*** Opening of DATASET EXCERPTS ***
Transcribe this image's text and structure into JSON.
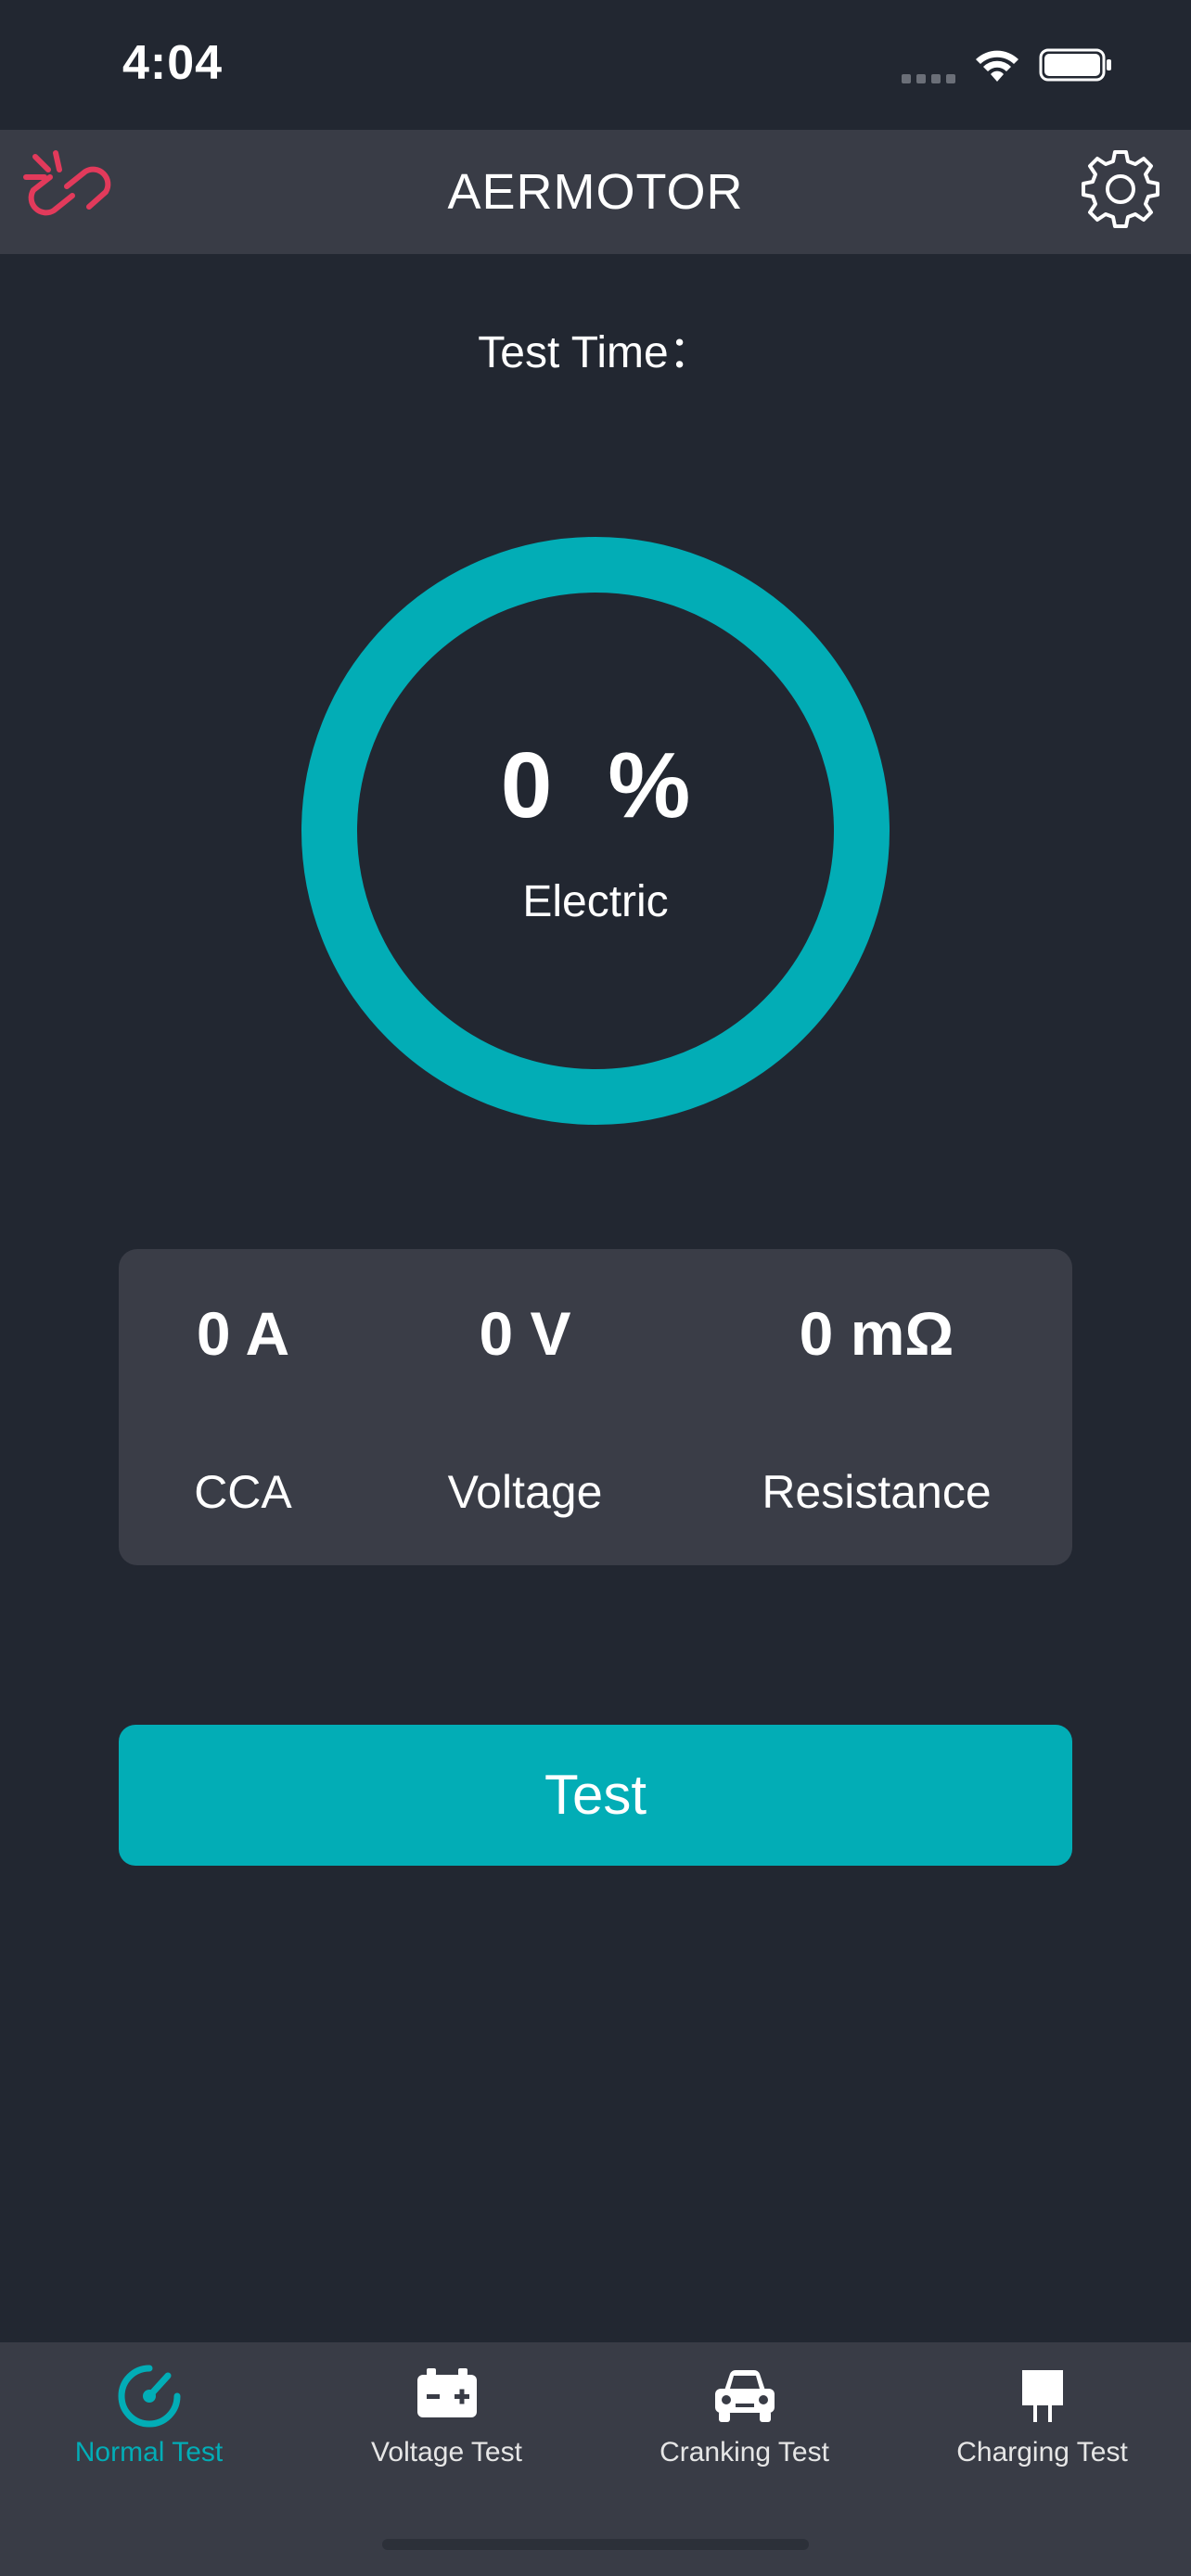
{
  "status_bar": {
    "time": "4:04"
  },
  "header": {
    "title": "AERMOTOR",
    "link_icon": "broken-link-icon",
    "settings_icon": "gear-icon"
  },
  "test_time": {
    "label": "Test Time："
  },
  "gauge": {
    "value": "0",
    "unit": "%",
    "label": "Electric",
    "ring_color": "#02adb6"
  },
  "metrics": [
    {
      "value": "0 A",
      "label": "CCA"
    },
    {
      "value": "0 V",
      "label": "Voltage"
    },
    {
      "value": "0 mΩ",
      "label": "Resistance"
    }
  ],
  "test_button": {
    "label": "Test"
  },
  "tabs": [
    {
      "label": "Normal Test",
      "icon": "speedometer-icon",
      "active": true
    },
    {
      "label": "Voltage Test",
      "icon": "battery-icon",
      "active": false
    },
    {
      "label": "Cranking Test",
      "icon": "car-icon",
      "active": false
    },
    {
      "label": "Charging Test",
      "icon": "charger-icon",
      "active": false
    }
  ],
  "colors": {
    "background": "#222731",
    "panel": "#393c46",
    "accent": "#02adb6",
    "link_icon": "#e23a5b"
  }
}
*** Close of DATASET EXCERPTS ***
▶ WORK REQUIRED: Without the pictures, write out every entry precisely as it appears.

▶ PROBLEM SOLUTION:
Transcribe this image's text and structure into JSON.
{
  "status_bar": {
    "time": "4:04"
  },
  "header": {
    "title": "AERMOTOR",
    "link_icon": "broken-link-icon",
    "settings_icon": "gear-icon"
  },
  "test_time": {
    "label": "Test Time："
  },
  "gauge": {
    "value": "0",
    "unit": "%",
    "label": "Electric",
    "ring_color": "#02adb6"
  },
  "metrics": [
    {
      "value": "0 A",
      "label": "CCA"
    },
    {
      "value": "0 V",
      "label": "Voltage"
    },
    {
      "value": "0 mΩ",
      "label": "Resistance"
    }
  ],
  "test_button": {
    "label": "Test"
  },
  "tabs": [
    {
      "label": "Normal Test",
      "icon": "speedometer-icon",
      "active": true
    },
    {
      "label": "Voltage Test",
      "icon": "battery-icon",
      "active": false
    },
    {
      "label": "Cranking Test",
      "icon": "car-icon",
      "active": false
    },
    {
      "label": "Charging Test",
      "icon": "charger-icon",
      "active": false
    }
  ],
  "colors": {
    "background": "#222731",
    "panel": "#393c46",
    "accent": "#02adb6",
    "link_icon": "#e23a5b"
  }
}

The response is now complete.